- _YOUR TASK_
Find every line in the records below that holds the word "Vesna" and copy it.

- _Records drawn from a dataset_
-- Opening Marker --

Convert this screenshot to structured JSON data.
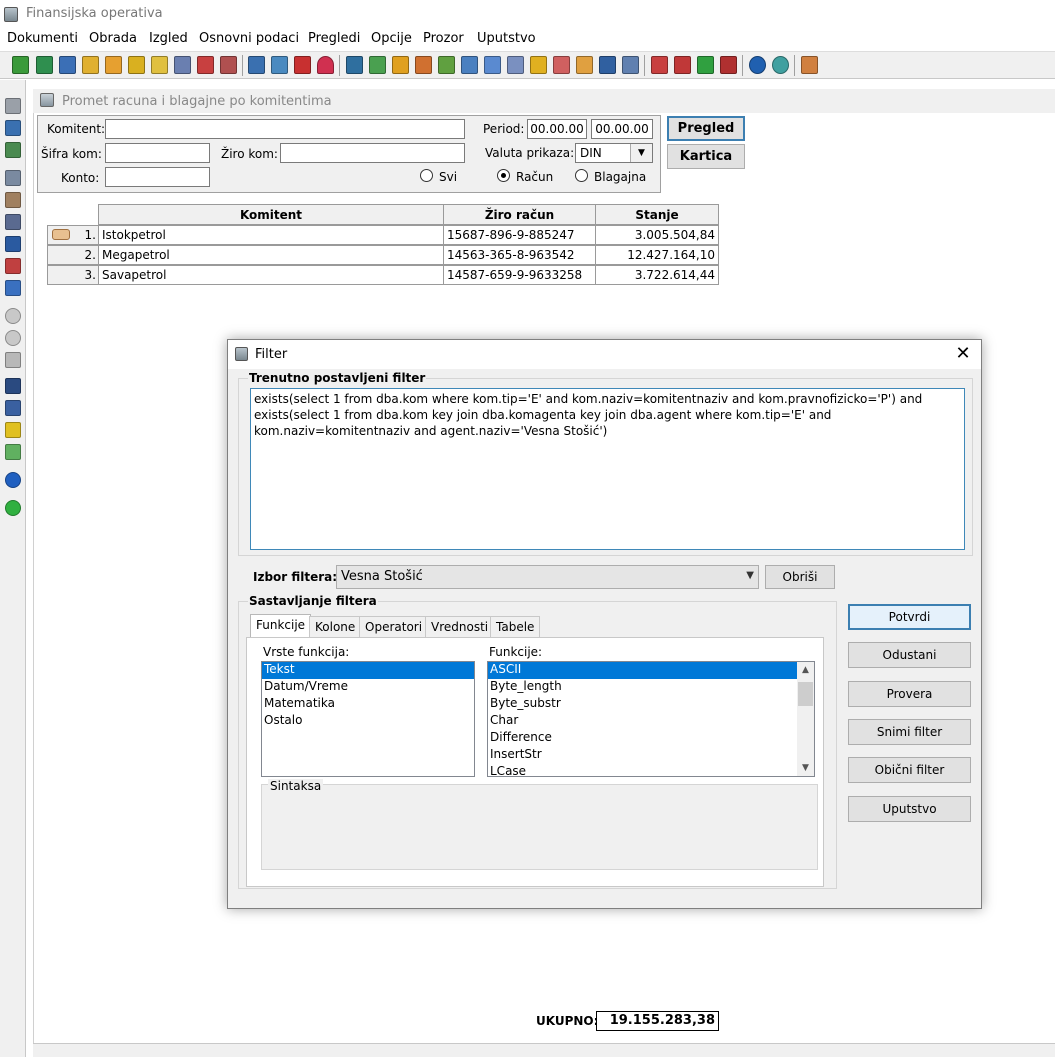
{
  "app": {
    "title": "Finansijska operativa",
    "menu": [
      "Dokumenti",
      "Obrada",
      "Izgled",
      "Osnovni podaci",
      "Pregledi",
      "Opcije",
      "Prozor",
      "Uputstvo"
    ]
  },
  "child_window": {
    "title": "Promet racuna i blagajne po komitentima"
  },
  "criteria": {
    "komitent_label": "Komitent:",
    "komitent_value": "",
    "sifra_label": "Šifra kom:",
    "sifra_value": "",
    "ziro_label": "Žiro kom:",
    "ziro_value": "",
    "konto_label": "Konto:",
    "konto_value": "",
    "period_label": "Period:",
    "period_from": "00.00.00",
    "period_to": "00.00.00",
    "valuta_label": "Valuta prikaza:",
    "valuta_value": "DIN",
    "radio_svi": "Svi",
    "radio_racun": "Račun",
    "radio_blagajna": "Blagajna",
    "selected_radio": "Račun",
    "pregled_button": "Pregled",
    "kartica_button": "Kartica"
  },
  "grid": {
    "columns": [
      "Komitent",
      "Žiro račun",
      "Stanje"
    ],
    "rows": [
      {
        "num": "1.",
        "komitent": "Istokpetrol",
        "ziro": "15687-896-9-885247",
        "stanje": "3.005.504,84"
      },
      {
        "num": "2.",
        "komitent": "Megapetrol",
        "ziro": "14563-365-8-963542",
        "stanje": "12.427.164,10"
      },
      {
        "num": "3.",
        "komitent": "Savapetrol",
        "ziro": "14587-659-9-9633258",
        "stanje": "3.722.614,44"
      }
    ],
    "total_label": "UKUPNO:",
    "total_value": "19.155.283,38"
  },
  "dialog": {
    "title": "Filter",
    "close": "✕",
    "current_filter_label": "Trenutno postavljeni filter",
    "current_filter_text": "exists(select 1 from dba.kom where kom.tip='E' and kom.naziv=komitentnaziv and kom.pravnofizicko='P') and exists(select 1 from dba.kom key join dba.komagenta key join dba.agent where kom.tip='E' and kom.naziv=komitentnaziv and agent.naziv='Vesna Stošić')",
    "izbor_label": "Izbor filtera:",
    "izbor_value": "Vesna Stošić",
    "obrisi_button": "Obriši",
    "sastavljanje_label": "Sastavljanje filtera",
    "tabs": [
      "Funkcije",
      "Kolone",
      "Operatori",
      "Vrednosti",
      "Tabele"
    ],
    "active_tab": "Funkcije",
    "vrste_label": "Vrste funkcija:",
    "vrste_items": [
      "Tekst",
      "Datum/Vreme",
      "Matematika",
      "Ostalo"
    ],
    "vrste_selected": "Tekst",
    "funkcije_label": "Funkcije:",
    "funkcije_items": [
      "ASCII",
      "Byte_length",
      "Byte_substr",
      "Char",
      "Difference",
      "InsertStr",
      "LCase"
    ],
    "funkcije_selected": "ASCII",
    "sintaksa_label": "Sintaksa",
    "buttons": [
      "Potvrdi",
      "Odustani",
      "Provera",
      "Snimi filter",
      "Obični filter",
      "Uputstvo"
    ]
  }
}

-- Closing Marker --

- _EXPECTED ANSWER_
    "current_filter_text": "exists(select 1 from dba.kom where kom.tip='E' and kom.naziv=komitentnaziv and kom.pravnofizicko='P') and exists(select 1 from dba.kom key join dba.komagenta key join dba.agent where kom.tip='E' and kom.naziv=komitentnaziv and agent.naziv='Vesna Stošić')",
    "izbor_value": "Vesna Stošić",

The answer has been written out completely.